START MATERIAL FOR THE TASK

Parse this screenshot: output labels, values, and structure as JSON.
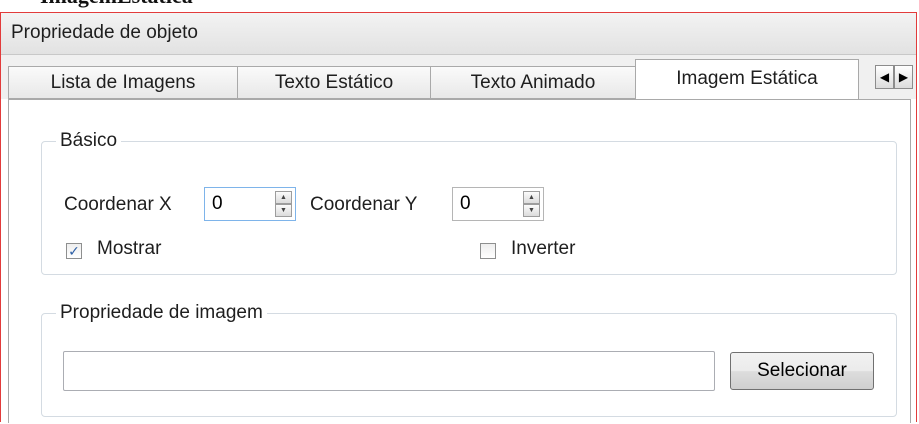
{
  "header": {
    "clipped_title": "ImagemEstática"
  },
  "window": {
    "title": "Propriedade de objeto"
  },
  "tabs": [
    {
      "label": "Lista de Imagens"
    },
    {
      "label": "Texto Estático"
    },
    {
      "label": "Texto Animado"
    },
    {
      "label": "Imagem Estática"
    }
  ],
  "tab_scroll": {
    "left_glyph": "◀",
    "right_glyph": "▶"
  },
  "basic": {
    "title": "Básico",
    "coord_x_label": "Coordenar X",
    "coord_x_value": "0",
    "coord_y_label": "Coordenar Y",
    "coord_y_value": "0",
    "show_label": "Mostrar",
    "show_checked": true,
    "invert_label": "Inverter",
    "invert_checked": false
  },
  "image": {
    "title": "Propriedade de imagem",
    "path_value": "",
    "select_label": "Selecionar"
  },
  "colors": {
    "panel_border": "#e23b3b",
    "spin_focus_border": "#7eb4ea",
    "check_mark": "#2d5fa5"
  },
  "icons": {
    "spin_up": "▲",
    "spin_down": "▼",
    "check": "✓"
  }
}
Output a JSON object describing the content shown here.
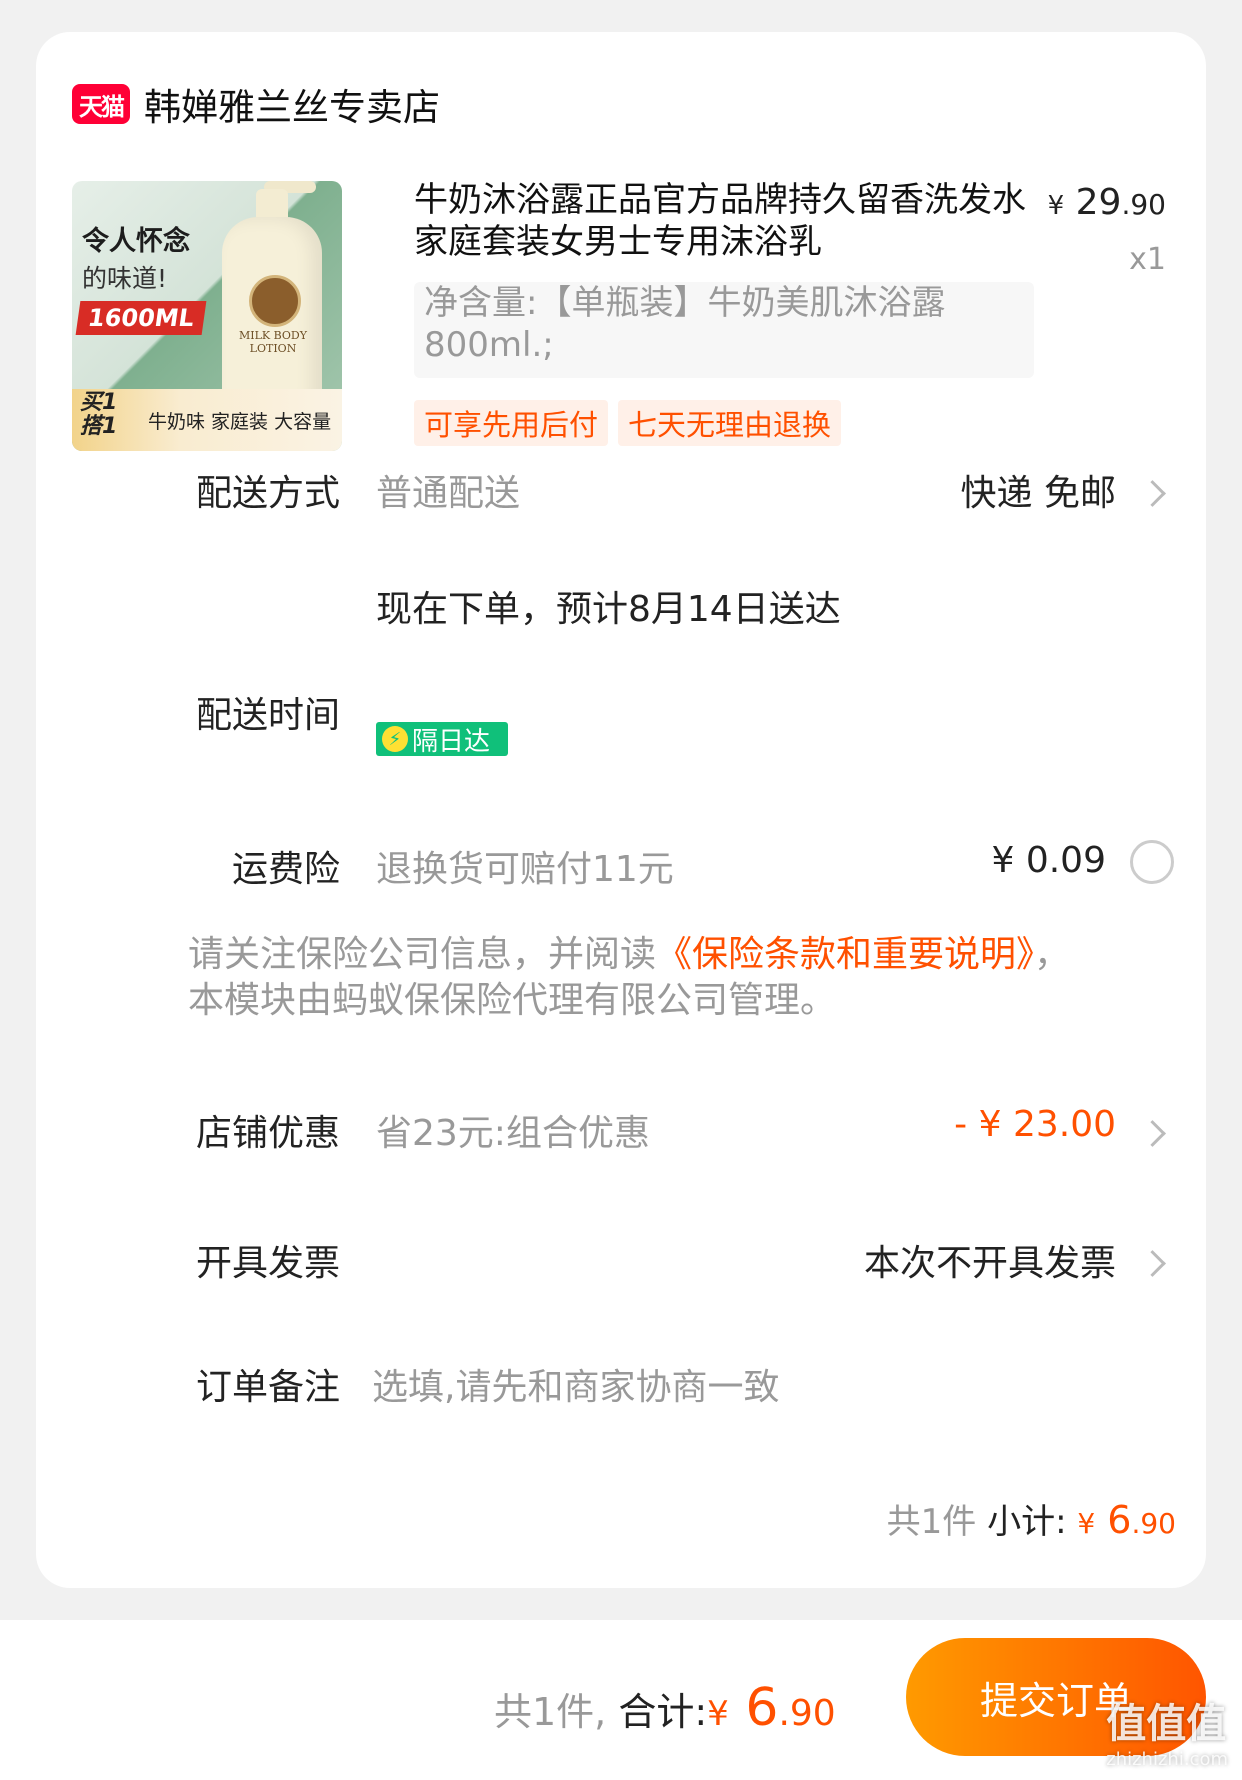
{
  "shop": {
    "logo_text": "天猫",
    "name": "韩婵雅兰丝专卖店"
  },
  "product": {
    "image_tag1": "令人怀念",
    "image_tag2": "的味道!",
    "image_tag3": "1600ML",
    "image_bottle_text": "MILK BODY LOTION",
    "image_promo_a": "买1 搭1",
    "image_promo_b": "牛奶味 家庭装 大容量",
    "title": "牛奶沐浴露正品官方品牌持久留香洗发水家庭套装女男士专用沫浴乳",
    "price_currency": "¥",
    "price_int": "29",
    "price_cents": ".90",
    "quantity": "x1",
    "sku": "净含量:【单瓶装】牛奶美肌沐浴露800ml.;",
    "badges": [
      "可享先用后付",
      "七天无理由退换"
    ]
  },
  "delivery_method": {
    "label": "配送方式",
    "value": "普通配送",
    "right": "快递 免邮"
  },
  "delivery_time": {
    "label": "配送时间",
    "value": "现在下单，预计8月14日送达",
    "tag": "隔日达",
    "tag_icon": "lightning-icon"
  },
  "shipping_insurance": {
    "label": "运费险",
    "value": "退换货可赔付11元",
    "price": "¥ 0.09"
  },
  "notice": {
    "text_before": "请关注保险公司信息，并阅读",
    "link": "《保险条款和重要说明》",
    "text_after": "，本模块由蚂蚁保保险代理有限公司管理。"
  },
  "store_discount": {
    "label": "店铺优惠",
    "value": "省23元:组合优惠",
    "amount": "- ¥ 23.00"
  },
  "invoice": {
    "label": "开具发票",
    "right": "本次不开具发票"
  },
  "order_note": {
    "label": "订单备注",
    "placeholder": "选填,请先和商家协商一致"
  },
  "subtotal": {
    "count": "共1件",
    "label": "小计:",
    "currency": "¥",
    "int": "6",
    "cents": ".90"
  },
  "footer": {
    "count": "共1件,",
    "label": "合计:",
    "currency": "¥",
    "int": "6",
    "cents": ".90",
    "submit_label": "提交订单"
  },
  "watermark": {
    "main": "值值值",
    "sub": "zhizhizhi.com"
  },
  "colors": {
    "accent": "#ff5000",
    "brand_tmall": "#ff0036",
    "express_green": "#10c07a"
  }
}
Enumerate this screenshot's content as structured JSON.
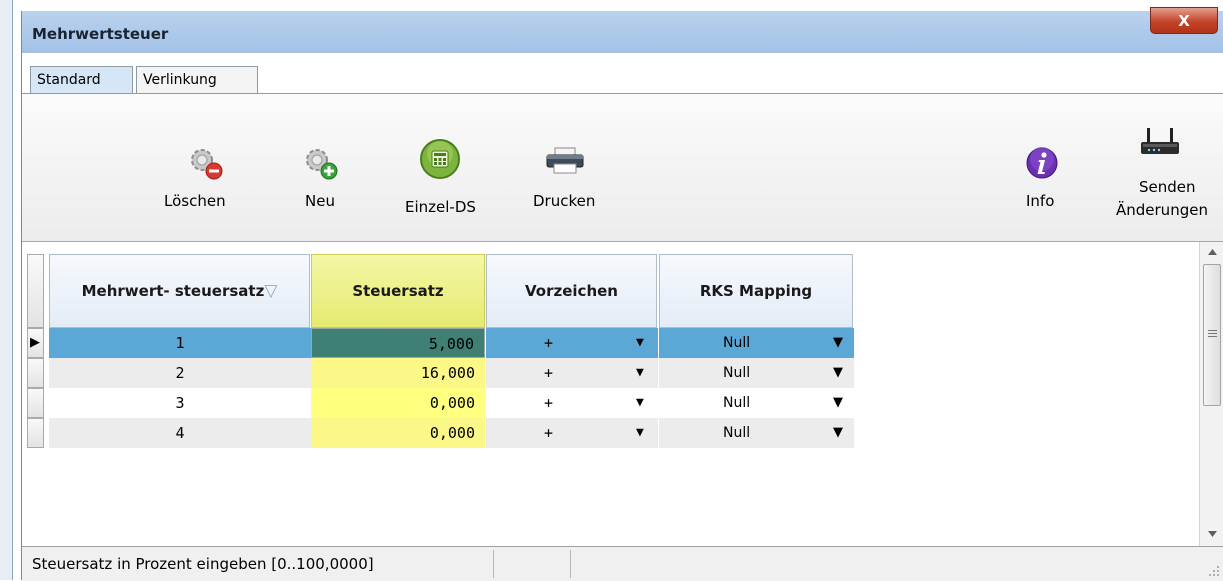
{
  "window": {
    "title": "Mehrwertsteuer",
    "close_label": "X"
  },
  "tabs": [
    {
      "label": "Standard",
      "active": true
    },
    {
      "label": "Verlinkung",
      "active": false
    }
  ],
  "toolbar": {
    "delete_label": "Löschen",
    "new_label": "Neu",
    "single_record_label": "Einzel-DS",
    "print_label": "Drucken",
    "info_label": "Info",
    "send_changes_line1": "Senden",
    "send_changes_line2": "Änderungen"
  },
  "grid": {
    "columns": [
      "Mehrwert- steuersatz",
      "Steuersatz",
      "Vorzeichen",
      "RKS Mapping"
    ],
    "sorted_column_indicator": "▽",
    "rows": [
      {
        "mehrwertsteuersatz": "1",
        "steuersatz": "5,000",
        "vorzeichen": "+",
        "rks_mapping": "Null",
        "selected": true
      },
      {
        "mehrwertsteuersatz": "2",
        "steuersatz": "16,000",
        "vorzeichen": "+",
        "rks_mapping": "Null",
        "selected": false
      },
      {
        "mehrwertsteuersatz": "3",
        "steuersatz": "0,000",
        "vorzeichen": "+",
        "rks_mapping": "Null",
        "selected": false
      },
      {
        "mehrwertsteuersatz": "4",
        "steuersatz": "0,000",
        "vorzeichen": "+",
        "rks_mapping": "Null",
        "selected": false
      }
    ],
    "dropdown_glyph": "▼",
    "current_row_glyph": "▶"
  },
  "statusbar": {
    "hint": "Steuersatz in Prozent eingeben [0..100,0000]"
  },
  "colors": {
    "selected_row": "#5ba7d6",
    "selected_editing_cell": "#3f7f74",
    "steuersatz_column": "#ffff80",
    "title_bar": "#a3c2e6"
  }
}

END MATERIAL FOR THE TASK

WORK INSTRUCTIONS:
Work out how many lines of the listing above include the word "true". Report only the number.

RESPONSE AREA:
3